Google is testing self-driving cars
This article was originally on a blog post platform and may be missing photos, graphics or links. See About archive blog posts.
At the TechCrunch Disrupt conference in San Francisco, Google CEO Eric Schmidt declared: ‘It’s a bug that cars were invented before computers. Your car should drive itself. It just makes sense.’
The Internet giant revealed Saturday in a blog post that it has been hard at work on that bug: It’s road-testing cars that are driven by artificial intelligence software, not humans.
The cars have traveled 140,000 miles on major California roads (where they have occasionally been spotted), navigating speed limits and traffic patterns on San Francisco’s Lombard Street and Los Angeles’ Hollywood Boulevard as well as the Pacific Coast Highway, the post said. They use video cameras, radar sensors and lasers to spot traffic and follow maps.
The idea is to ‘prevent traffic accidents, free up people’s time and reduce carbon emissions by fundamentally changing car use,’ project leader Sebastian Thrun wrote in the blog post.

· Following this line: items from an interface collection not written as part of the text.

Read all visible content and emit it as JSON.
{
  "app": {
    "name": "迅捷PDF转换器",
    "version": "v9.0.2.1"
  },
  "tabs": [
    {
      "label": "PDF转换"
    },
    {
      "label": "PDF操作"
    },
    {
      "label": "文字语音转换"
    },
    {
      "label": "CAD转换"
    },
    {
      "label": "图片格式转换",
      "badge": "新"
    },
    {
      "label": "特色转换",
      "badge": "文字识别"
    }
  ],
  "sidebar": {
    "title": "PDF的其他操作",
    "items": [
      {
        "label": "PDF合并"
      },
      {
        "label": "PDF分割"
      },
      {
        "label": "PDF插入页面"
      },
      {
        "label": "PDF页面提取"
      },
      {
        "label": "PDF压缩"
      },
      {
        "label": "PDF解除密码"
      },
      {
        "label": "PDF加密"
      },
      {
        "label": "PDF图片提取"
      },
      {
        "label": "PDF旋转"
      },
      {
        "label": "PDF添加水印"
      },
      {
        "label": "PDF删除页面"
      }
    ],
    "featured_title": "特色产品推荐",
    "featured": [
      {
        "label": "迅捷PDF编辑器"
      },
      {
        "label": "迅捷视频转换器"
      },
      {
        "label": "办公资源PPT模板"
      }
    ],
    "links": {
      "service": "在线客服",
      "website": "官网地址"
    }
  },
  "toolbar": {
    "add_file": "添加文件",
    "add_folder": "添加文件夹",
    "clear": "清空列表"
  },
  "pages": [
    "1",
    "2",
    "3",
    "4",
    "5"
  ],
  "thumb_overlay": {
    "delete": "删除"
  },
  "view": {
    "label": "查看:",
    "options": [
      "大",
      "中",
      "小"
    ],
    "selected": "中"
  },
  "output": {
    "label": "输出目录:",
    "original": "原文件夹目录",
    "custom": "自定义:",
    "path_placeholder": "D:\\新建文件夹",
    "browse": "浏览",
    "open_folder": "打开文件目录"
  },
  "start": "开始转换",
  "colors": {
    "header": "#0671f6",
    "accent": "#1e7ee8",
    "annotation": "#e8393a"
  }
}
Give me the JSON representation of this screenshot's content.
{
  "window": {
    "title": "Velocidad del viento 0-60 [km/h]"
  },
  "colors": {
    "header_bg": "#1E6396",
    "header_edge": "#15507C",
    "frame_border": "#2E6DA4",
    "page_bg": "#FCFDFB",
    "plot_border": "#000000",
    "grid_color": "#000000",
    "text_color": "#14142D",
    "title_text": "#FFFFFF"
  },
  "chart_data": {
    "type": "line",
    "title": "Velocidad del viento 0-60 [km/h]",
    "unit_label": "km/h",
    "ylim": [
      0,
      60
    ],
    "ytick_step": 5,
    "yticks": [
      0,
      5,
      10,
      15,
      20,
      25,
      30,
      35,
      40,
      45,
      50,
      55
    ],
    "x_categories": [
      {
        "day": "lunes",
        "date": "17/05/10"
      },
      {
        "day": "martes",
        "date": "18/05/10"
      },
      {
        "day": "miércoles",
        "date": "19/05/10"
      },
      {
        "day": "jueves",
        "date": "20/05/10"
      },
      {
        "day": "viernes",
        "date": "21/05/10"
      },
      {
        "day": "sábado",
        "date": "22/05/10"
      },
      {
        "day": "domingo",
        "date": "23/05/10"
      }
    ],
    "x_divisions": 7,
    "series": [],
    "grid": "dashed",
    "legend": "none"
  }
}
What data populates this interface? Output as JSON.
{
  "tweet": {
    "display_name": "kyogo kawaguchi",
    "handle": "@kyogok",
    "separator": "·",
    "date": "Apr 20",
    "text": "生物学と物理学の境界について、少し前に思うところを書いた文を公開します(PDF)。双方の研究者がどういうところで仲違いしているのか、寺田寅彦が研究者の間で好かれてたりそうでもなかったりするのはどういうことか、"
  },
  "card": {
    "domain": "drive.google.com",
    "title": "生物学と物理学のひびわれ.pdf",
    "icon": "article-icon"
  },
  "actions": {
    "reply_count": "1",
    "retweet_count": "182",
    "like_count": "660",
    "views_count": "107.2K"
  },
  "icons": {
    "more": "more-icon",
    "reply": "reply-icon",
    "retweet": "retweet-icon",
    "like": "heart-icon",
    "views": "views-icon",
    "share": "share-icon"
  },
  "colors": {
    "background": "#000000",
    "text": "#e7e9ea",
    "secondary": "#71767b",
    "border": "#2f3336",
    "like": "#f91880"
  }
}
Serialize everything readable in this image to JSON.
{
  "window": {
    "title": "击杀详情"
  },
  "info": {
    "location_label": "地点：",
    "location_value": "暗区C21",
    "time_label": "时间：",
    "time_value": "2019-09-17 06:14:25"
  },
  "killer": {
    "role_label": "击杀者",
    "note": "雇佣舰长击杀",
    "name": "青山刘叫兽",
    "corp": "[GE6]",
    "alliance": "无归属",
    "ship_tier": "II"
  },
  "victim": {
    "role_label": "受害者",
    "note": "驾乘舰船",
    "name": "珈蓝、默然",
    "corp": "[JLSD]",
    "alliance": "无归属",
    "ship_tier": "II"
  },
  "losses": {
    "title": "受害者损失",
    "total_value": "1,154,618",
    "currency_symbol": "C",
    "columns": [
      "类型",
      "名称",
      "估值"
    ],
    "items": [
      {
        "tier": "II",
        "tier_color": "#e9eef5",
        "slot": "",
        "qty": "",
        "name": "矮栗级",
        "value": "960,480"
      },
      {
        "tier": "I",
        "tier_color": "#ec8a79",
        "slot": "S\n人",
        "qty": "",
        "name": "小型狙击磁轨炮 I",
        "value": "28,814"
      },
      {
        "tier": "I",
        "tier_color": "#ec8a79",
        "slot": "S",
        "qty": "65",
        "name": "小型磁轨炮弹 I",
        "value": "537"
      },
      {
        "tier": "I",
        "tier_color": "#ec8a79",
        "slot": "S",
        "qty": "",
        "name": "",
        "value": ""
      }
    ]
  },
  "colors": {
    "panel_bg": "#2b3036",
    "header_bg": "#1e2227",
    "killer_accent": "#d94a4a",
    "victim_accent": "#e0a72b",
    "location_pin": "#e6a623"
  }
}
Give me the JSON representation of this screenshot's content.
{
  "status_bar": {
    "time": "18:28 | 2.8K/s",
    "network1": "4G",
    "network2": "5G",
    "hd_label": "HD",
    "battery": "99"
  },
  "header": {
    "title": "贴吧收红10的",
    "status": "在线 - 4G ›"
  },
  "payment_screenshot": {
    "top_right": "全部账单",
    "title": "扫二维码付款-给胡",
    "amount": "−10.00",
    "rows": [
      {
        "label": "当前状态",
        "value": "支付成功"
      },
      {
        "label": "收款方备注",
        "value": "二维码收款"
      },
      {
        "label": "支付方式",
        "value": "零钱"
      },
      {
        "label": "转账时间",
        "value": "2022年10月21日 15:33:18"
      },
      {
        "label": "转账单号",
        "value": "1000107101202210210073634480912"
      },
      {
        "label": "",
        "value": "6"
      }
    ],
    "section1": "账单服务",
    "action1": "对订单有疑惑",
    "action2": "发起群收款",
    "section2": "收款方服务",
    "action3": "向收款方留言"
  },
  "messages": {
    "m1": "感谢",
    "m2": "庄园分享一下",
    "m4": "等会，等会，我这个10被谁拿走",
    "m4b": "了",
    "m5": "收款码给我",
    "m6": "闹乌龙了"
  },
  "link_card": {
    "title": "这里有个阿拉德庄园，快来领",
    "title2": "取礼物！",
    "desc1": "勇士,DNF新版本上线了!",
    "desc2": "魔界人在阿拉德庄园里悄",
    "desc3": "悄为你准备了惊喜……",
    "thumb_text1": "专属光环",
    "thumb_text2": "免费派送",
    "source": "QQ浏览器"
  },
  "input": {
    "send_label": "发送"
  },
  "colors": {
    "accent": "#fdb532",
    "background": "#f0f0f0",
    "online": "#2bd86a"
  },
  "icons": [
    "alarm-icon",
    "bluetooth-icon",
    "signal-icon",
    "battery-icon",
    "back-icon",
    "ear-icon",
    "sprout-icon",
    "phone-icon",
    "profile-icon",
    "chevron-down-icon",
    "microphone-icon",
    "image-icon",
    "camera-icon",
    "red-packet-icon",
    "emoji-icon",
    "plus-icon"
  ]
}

The cars are manned by trained software engineers who can take over in case of a problem. The New York Times had a detailed description of the project in a report this weekend.
It’s unclear how Google plans to profit from the venture or how Google investors will respond to spending on it. With $30 billion in cash reserves, Google, which reports its quarterly earnings this week, has had a free hand to experiment with new business ideas to build on its dominance in Internet search advertising.
This is just one of the futuristic ideas pushed by the company that spent $2.8 billion on research and development in 2009. It has explored bringing broadband to underserved areas, sponsored a $30-million prize to land a robot on the moon and received federal approval to buy and sell energy on the open market.
Google predicts that its self-driving cars -- which are still very much in the experimental phase -- could reduce traffic accidents and save about 600,000 lives a year worldwide. It also predicts these cars would lower carbon emissions.
Let’s just hope that if computers drive our cars, they don’t crash.
-- Jessica Guynn